### App and web page records
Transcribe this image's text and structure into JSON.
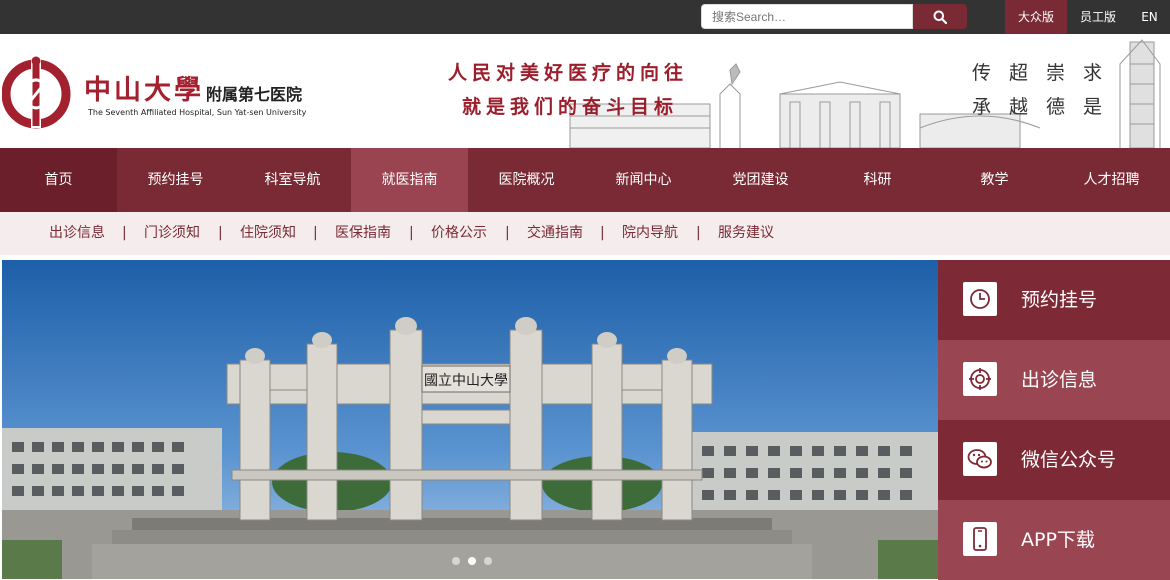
{
  "topbar": {
    "search_placeholder": "搜索Search…",
    "versions": [
      "大众版",
      "员工版",
      "EN"
    ]
  },
  "header": {
    "cn_name": "中山大學",
    "cn_name2": "附属第七医院",
    "en_name": "The Seventh Affiliated Hospital, Sun Yat-sen University",
    "slogan_line1": "人民对美好医疗的向往",
    "slogan_line2": "就是我们的奋斗目标",
    "motto_line1": "传超崇求",
    "motto_line2": "承越德是"
  },
  "main_nav": [
    "首页",
    "预约挂号",
    "科室导航",
    "就医指南",
    "医院概况",
    "新闻中心",
    "党团建设",
    "科研",
    "教学",
    "人才招聘"
  ],
  "sub_nav": [
    "出诊信息",
    "门诊须知",
    "住院须知",
    "医保指南",
    "价格公示",
    "交通指南",
    "院内导航",
    "服务建议"
  ],
  "sub_nav_separator": "|",
  "banner": {
    "arch_plaque": "國立中山大學",
    "slide_count": 3,
    "active_slide": 2
  },
  "quick_links": [
    {
      "label": "预约挂号",
      "icon": "clock-icon"
    },
    {
      "label": "出诊信息",
      "icon": "target-icon"
    },
    {
      "label": "微信公众号",
      "icon": "wechat-icon"
    },
    {
      "label": "APP下载",
      "icon": "phone-icon"
    }
  ],
  "colors": {
    "brand": "#7a2a34",
    "topbar": "#333333",
    "logo_red": "#a3212e"
  }
}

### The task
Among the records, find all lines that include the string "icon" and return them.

### Answer to this problem
      "icon": "clock-icon"
      "icon": "target-icon"
      "icon": "wechat-icon"
      "icon": "phone-icon"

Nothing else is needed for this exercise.